But really, what defines a deep team and are we deep?

Is it the number of players Schmidt tosses off the bench and in front of the scorers’ table each night, or, is it the production you’re getting from your bench regardless of the number of players seeing the floor?

This is the question.

Our bench players are averaging the following:

8.6 minutes, 1.7 points, 1.4 rebounds and shooting 35% from the field.

Doesn’t sound like a deep bench to me.

While guys are playing minutes, they aren’t exactly producing when they’re in the game. Smith, Taqqee and Tyson are averaging under a point a game. Our leading scorer off the bench, Jalen Adams, is averaging 3.8 points. Honestly, right now, we have a bench full of guys who are playing hard and contributing, but are not talented offensive players. We may be “deep” if you consider their defense, but from a pure offensive standpoint, I actually don’t think we are very deep (at least at the present moment).  Jalen Adams struggles to score shooting the ball, I don’t think Alston can/really wants to shoot outside of a lay-up (which is ok), Dees takes one shot a game, Xavier Smith…I really have no idea and Tyson, probably should have been a RS. Taqqee I think could have some moments this year as an offensive player, but I’m not sure about him as a shooter (which we could use when Posley sits, I will say I like Taqqee’s game though).

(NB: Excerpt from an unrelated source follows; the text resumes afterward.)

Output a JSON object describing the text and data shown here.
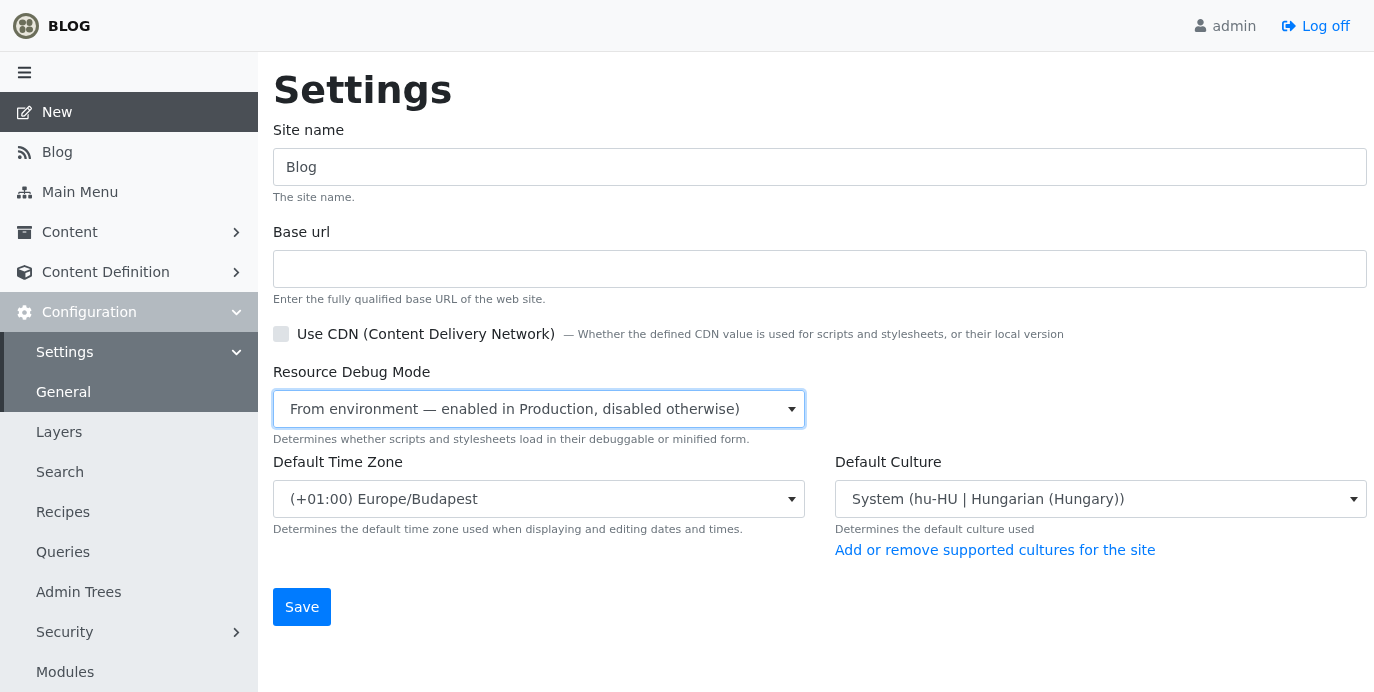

So really, are we deep? Do we need to be deep?

Listen, right now we have all five starters averaging double figures. If that continues, bench scoring really won’t matter all that much. But, it probably won’t. Getting Gathers back (whenever that happens, I’m tired of speculating though a source told us he’s shooting for A10 play right now) and Gregg (Saturday) is certainly going to help a lot. But it is fun to debate how deep this team really is, and what defines depth.

This Bonnies team was DEEP.

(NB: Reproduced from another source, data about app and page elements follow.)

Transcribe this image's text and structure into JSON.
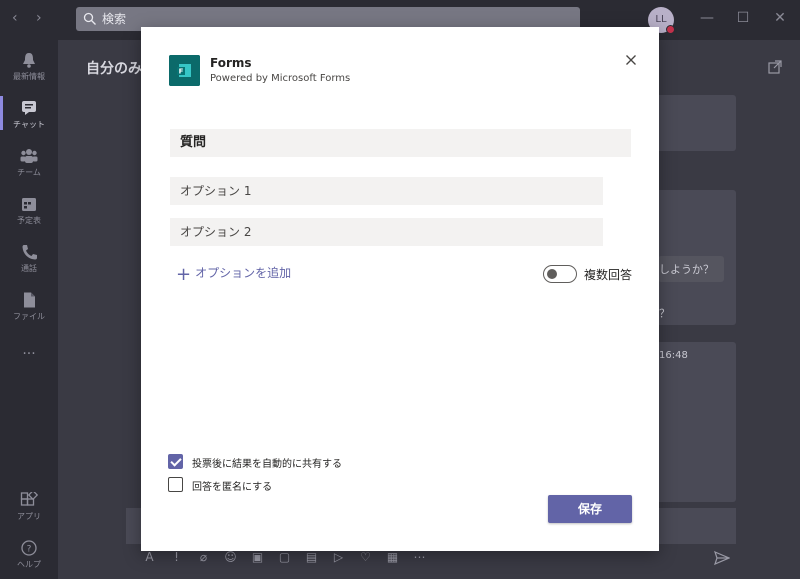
{
  "titlebar": {
    "search_placeholder": "検索",
    "avatar_initials": "LL"
  },
  "rail": {
    "items": [
      {
        "label": "最新情報"
      },
      {
        "label": "チャット"
      },
      {
        "label": "チーム"
      },
      {
        "label": "予定表"
      },
      {
        "label": "通話"
      },
      {
        "label": "ファイル"
      },
      {
        "label": "..."
      },
      {
        "label": "アプリ"
      },
      {
        "label": "ヘルプ"
      }
    ]
  },
  "background": {
    "chat_title": "自分のみ",
    "snippet_1": "しようか？",
    "snippet_2": "？",
    "timestamp": "16:48"
  },
  "dialog": {
    "app_name": "Forms",
    "app_subtitle": "Powered by Microsoft Forms",
    "question": "質問",
    "options": [
      "オプション 1",
      "オプション 2"
    ],
    "add_option": "オプションを追加",
    "multi_answer_label": "複数回答",
    "multi_answer_enabled": false,
    "share_results_label": "投票後に結果を自動的に共有する",
    "share_results_checked": true,
    "anonymous_label": "回答を匿名にする",
    "anonymous_checked": false,
    "save_label": "保存"
  },
  "colors": {
    "accent": "#6264a7",
    "forms_logo": "#0b6a6a",
    "chrome": "#2b2b33"
  }
}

This Bonnies team was DEEP.

Now the 2011-2012 team was a DEEP team. Consider the guys off the pine in our Championship season.

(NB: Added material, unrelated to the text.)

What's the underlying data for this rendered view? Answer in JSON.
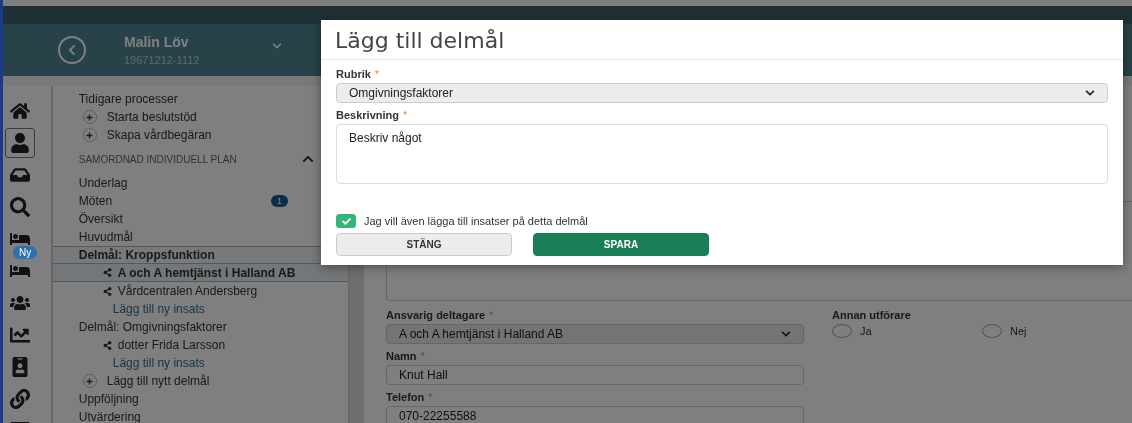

Davenport (injured eight games in), Simmons (injured opening night) Mosley, Ndoye, Chris Johnson, and others. In the A10 final our starters not named Andrew Nicholson combined to score 23 points. Our bench chipped in 18 points. Heck, even Gathers was seeing meaningful minutes in March…On many nights Mosley and Chris Johnson were among our best players. Think of the huge moments guys like Kloof, Ndoye, Johnson and Mosley all had in Atlantic City that weekend. Those guys made some massive plays in big time spots…that was a deep team.  That was one of the biggest reasons we all fell in love with that squad: it wasn’t just Nicholson (although some nights it was) it was a team of guys who could all make plays on a given night.

So, it will be interesting to see how this year’s team develops depth as the season goes in. One thing is for sure, playing the first X number of games without Gathers and Gregg will only help the team feel more comfortable in big games going forward.